This week America was subjected to a tape of Barack Obama flashing his erection to women on a plane. With a proud smile, he spread his legs, so the ladies could see the solid outline of his penis beneath his khakis.
It brought back a memory for me. A terrible one. When I was 16, I was working in a drug store behind a counter where we sold makeup, jewelry, and watches. A man came into the store. He was scraggly, thin, wearing a faded tan T-shirt and loose gray sweatpants. He was wearing a grin, too.
The man walked to the counter and beckoned me over. He asked to see one of the watches in the cabinet. I bent over and pulled out the watch. I handed it to him, and he looked at it for a moment.
He asked me for another, and I bent down again and retrieved it. He took it from my hands, his fingers leathery and his nails dirty. Clearing his throat with a phlegmy cough, he handed it back. He did this several more times, and I was getting frustrated by his repeated requests. Finally, I asked him if he wanted to purchase a watch.
Proud and roguish, he grinned, his watery eyes twinkling as if he knew something I didn’t. And he did.
“I don’t really want one,” he said in a scratchy voice from smoking too many cigarettes. I could smell them on him, like an old ashtray. “I just like watching you bend over so I can see down your shirt.”
He then stepped back and showed me his erection through his sweatpants. “They sure got a rise out of me. Bet you’ve never seen somethin’ like this?”
The heat of shame spread up my neck and across my cheeks. My heart pounded and my ears buzzed. I panicked. No one was in that part of the store because it was late and near closing time. I didn’t know what the man would do, and I was afraid.
Moments That Stay With You Forever
I backed away, shaking all over, and hurried along the counter to the back of the store. I glanced over my shoulder. He wasn’t following. He just stood there with his hand in his pocket.
I found the store manager and told him what had happened. He told me to stay in the pharmacy area while he made sure the man had left. After a few minutes, he came back and said the man was gone. I was still trembling when he walked me to my car to make sure I was safe. As I started the car, the manager told me I should be careful how I dressed from then on. That only added to my shame.
That moment has lived with me all my life. So has another. It involved a car salesman when I was in my twenties. He was one of my accounts when I was an advertising salesperson for the Augusta Chronicle. He welcomed me in his office and shut the door, asked me to sit down, then walked up behind me, put his hands on my shoulders, and reached down and grabbed my breasts.
I bolted from the room, slamming the door behind me. I didn’t report it. I didn’t tell my boss. I shared what happened with a male co-worker, and he told me not to say anything because it might affect my job; he said he’d take over my account so I wouldn’t have to see the man again.
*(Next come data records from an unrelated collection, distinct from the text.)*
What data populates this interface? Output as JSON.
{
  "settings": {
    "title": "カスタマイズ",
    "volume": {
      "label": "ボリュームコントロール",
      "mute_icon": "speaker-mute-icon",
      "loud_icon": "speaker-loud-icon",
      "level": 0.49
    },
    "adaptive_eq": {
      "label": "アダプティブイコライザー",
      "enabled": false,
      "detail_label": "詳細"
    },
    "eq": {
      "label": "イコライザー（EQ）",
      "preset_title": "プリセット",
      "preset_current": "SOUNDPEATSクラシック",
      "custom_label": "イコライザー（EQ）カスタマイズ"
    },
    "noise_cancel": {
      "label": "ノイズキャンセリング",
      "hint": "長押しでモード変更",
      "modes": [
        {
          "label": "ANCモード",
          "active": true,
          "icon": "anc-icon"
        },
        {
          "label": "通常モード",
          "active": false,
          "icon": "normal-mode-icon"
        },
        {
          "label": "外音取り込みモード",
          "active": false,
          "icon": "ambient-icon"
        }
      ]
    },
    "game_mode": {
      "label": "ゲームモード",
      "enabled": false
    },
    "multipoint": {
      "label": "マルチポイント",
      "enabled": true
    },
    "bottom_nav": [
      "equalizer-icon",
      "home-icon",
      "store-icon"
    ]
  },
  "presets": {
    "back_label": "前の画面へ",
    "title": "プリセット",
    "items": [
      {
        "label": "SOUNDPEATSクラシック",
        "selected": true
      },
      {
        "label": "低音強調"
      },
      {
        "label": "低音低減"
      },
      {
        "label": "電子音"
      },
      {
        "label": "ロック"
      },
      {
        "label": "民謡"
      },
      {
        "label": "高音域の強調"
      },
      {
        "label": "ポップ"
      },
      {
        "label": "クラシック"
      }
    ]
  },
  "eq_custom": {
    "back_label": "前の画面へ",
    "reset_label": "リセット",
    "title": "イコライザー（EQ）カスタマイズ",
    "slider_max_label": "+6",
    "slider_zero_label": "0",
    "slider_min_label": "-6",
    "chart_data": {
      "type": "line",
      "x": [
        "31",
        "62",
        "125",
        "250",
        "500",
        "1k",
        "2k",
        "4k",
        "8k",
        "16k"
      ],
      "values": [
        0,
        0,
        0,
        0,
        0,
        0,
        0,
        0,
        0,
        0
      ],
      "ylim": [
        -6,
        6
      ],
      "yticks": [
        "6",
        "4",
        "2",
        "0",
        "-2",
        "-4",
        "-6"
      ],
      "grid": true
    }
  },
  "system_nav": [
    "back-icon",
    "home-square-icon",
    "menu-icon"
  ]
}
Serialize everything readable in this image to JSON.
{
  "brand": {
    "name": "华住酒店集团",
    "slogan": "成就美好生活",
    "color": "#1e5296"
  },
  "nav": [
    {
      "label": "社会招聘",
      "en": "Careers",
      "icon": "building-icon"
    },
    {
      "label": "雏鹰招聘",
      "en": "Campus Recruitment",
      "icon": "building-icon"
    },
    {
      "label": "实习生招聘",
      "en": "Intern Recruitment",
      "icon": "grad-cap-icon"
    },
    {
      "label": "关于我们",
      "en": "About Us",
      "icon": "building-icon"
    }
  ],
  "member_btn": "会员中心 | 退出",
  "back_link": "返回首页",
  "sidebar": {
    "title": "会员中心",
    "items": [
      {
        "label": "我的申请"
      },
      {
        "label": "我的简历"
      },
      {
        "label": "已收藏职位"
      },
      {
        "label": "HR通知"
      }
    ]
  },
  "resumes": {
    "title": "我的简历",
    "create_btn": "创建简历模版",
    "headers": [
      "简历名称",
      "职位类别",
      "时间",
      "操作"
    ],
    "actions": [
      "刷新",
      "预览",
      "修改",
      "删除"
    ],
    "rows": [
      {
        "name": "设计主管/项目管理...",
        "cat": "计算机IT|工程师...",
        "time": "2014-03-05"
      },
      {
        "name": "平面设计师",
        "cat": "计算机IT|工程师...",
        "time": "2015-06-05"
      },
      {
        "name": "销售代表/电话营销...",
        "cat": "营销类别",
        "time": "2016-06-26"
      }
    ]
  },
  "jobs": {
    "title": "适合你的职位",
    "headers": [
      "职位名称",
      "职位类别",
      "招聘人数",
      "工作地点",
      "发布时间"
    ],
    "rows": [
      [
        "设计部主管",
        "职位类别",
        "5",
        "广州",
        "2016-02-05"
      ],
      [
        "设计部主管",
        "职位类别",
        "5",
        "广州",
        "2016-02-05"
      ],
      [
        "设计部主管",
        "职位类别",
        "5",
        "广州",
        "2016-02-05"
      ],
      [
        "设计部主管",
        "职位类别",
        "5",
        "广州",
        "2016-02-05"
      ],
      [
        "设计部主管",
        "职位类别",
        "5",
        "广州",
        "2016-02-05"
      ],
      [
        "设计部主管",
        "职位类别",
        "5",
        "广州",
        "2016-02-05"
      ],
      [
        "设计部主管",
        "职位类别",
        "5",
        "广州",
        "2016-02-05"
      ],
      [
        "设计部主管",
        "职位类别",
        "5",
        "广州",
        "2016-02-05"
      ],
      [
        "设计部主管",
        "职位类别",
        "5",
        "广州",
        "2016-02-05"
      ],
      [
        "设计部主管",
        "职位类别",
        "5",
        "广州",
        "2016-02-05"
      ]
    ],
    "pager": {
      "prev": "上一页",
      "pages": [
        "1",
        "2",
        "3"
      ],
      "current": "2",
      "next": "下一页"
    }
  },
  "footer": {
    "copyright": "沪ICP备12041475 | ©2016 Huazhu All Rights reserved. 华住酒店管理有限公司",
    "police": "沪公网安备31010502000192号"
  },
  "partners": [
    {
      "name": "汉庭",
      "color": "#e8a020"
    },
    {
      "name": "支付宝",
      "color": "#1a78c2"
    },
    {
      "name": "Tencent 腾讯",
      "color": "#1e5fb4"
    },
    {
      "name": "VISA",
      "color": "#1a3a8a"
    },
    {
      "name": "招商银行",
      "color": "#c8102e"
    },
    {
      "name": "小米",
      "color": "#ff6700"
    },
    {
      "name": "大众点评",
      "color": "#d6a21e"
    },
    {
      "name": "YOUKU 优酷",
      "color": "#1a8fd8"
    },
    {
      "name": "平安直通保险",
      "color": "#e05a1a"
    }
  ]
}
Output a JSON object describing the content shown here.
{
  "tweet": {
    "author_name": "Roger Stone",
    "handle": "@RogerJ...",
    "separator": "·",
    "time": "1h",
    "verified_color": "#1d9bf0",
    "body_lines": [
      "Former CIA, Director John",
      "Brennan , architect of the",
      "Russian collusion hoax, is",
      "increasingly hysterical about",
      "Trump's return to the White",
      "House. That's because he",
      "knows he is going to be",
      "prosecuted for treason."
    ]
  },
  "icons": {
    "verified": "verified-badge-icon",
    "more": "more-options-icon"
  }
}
I don’t know if I’m merely unlucky or what, but I wish I could say these were the only incidents like this in my life. They weren’t. There was another, and all I’ll say about that is a woman never really knows how strong a man is, how helpless she can be, until she is beneath him, unable to break free.
How Do We Know Who Is Telling the Truth
Why am I telling you this? I’m sure you can guess. There’s a lot of talk about sexism and sexual assault recently because of tapes released about Donald Trump and several women who have never spoken before—some in more than 30 years—telling their stories of how he sexually assaulted them.
I don’t know whether their stories are true. If he’s guilty and found to be so in a court of law, then I hope he’s punished. I do wonder, however, why his accusers never mentioned these things when NBC hired Trump to be on national television. I wonder why they never mentioned it when he stepped into politics years ago. I wonder why they never mentioned it during the primaries. I wonder why they never mentioned it until October, just before the election.
Was it just because they felt some freedom to do so because of the “Access Hollywood” tape? Maybe, but the timing still seems odd to me. It all seems so—how shall I put it—choreographed.
But who am I to accuse possible assault victims of lying or playing political games? I don’t know their motives or the truth of their stories. I will say that having been a victim of unwanted sexual advances and assault, I do have a sense of when women are telling the truth about such matters.
I also have a keen sensitivity to the hypocrisy of those who say they care deeply about women who have suffered in this way—hypocrites like Michelle Obama. Honestly, I don’t know who’s worse. A man who sexually abuses a woman, or a woman who uses another woman who has been sexually abused, creating another layer of abuse. Part of me says it’s the latter.